9 The Student Satellite
In 2000, a group of Stanford students completed work on OPAL (Orbital Picosatellite Automated Launcher) and it was launched into space, along with a few other satellites, by NASA. It worked – well, sort of. There were quite a few bugs and it had problems communicating, but technically it was functional. While it required a lot of coaxing to get it to talk, it was definitely a landmark event. Now there are dozens of student-built satellites orbiting the Earth, but these guys did it first.
10 The World’s First Insulin Pump and The Segway (Dean Kamen)

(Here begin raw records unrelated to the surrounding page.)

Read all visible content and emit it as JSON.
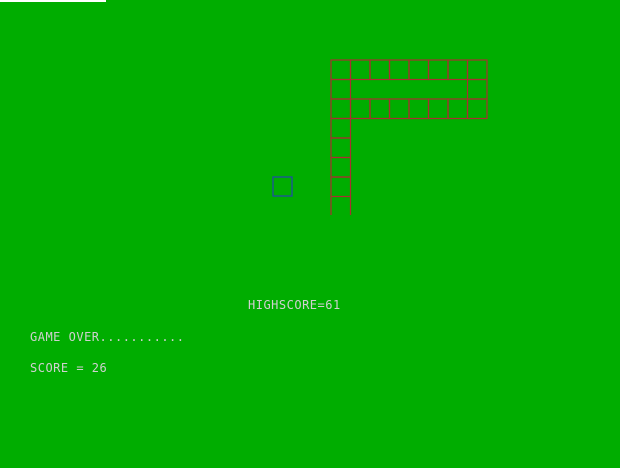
{
  "hud": {
    "highscore_text": "HIGHSCORE=61",
    "game_over_text": "GAME OVER...........",
    "score_text": "SCORE = 26"
  },
  "game": {
    "highscore": 61,
    "score": 26,
    "state": "game over",
    "snake_segment_count": 21,
    "food_count": 1
  },
  "colors": {
    "background": "#00ad00",
    "snake_outline": "#a83030",
    "food_outline": "#1f4fa0",
    "text": "#d0d0d0"
  }
}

Not strictly speaking a creation, but a guy with a bunch of creations. Kamen dropped out of a mechanical engineering program in the late 1970s. He created the world’s first insulin pump, and founded a company to put his various ideas to work. In 2002 he invented the Segway. While it was a financial disaster, his patents made him rich, so he carried on creating: he made a stair-climbing wheelchair, a tiny dialysis machine (they used to be gigantic), a new vaccine-delivery system… he’s kind of like Edison for the 1990s. His latest invention is called the “Luke arm“, in commemoration of Skywalker’s robotic hand.
11 The Bionic Contact Lense
This contact lens has a circuit on it, which lets you see things as if they were projected in front of you – a road map, World of Warcraft, exam hints, the possibilities are endless. The creators, University of Washington duo Ehsan Saeedi and Samuel Kim, made the device using nano-circuitry and teeny-weeny LEDs, 1/3mm across and 20nm thick. They’re also planning on including a solar cell for power. So far, they haven’t tested it extensively, but it’s made out of the same flexible organic materials that regular contacts are made from, so even though it looks a bit uncomfortable, the creators claim that you won’t even know it’s there.